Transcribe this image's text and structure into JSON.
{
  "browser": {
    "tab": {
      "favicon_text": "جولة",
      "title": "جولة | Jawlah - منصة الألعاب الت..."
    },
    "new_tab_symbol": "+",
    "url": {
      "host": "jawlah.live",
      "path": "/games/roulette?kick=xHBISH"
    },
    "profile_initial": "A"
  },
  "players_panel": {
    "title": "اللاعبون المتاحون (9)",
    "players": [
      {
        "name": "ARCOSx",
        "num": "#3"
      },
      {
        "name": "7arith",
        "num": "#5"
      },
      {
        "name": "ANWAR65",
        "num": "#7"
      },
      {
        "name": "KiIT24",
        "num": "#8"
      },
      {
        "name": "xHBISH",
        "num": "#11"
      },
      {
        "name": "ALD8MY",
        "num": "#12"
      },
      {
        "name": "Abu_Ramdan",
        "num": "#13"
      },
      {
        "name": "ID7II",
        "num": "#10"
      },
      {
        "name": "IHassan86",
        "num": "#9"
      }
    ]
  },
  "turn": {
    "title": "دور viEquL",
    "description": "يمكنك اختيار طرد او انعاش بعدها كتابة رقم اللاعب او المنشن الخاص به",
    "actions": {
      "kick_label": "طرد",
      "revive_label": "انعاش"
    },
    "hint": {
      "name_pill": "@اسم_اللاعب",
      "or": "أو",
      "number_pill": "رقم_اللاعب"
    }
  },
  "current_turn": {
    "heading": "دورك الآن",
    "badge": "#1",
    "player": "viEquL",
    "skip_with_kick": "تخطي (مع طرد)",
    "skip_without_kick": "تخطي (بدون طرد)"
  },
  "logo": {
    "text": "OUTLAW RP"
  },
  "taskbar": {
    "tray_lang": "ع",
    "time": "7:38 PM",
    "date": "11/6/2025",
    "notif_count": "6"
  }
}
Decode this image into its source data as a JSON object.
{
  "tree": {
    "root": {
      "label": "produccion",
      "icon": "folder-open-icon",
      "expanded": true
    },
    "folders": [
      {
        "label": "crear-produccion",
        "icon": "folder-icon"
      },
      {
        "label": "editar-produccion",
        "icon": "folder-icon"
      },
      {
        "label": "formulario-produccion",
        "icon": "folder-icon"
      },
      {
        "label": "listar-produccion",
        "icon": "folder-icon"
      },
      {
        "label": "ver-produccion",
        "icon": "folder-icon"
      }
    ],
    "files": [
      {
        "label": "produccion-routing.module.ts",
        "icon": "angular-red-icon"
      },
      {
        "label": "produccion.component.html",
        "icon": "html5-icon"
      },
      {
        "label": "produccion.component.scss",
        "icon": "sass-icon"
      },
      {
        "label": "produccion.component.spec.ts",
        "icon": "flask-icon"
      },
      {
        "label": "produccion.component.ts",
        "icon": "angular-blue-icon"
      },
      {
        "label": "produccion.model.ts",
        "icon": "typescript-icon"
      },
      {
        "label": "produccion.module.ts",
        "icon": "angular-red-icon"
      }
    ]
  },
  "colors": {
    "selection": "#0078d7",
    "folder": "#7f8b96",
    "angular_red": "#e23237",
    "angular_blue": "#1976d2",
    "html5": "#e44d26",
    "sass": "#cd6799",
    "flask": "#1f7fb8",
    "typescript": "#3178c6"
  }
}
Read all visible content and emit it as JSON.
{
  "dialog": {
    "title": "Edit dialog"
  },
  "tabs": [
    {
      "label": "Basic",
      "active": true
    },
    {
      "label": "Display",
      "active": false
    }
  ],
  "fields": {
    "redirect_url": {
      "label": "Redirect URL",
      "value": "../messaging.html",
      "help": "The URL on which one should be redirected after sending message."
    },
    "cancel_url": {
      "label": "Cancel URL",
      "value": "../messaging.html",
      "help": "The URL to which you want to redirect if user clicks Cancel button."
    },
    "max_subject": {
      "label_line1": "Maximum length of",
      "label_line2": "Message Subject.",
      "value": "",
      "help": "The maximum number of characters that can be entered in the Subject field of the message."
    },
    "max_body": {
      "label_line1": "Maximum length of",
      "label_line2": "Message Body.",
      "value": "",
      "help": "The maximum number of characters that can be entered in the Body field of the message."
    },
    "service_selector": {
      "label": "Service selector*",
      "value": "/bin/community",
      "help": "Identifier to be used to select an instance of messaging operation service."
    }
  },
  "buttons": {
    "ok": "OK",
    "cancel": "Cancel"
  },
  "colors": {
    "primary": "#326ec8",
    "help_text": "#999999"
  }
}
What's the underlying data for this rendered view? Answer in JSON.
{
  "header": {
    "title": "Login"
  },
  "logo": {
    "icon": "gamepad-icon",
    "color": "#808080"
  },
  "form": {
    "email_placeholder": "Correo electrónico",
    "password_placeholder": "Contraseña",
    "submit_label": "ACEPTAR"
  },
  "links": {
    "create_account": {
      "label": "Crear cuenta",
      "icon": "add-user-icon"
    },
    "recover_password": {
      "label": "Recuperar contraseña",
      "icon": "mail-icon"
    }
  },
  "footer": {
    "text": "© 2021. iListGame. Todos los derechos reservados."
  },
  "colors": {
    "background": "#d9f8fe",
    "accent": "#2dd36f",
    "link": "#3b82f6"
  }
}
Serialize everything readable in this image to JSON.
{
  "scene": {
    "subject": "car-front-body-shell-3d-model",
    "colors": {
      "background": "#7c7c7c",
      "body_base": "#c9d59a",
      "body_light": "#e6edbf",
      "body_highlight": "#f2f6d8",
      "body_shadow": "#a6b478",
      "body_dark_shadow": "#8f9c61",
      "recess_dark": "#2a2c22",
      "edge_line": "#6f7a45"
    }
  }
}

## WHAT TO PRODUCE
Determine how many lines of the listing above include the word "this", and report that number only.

## EXERCISE RESULT
4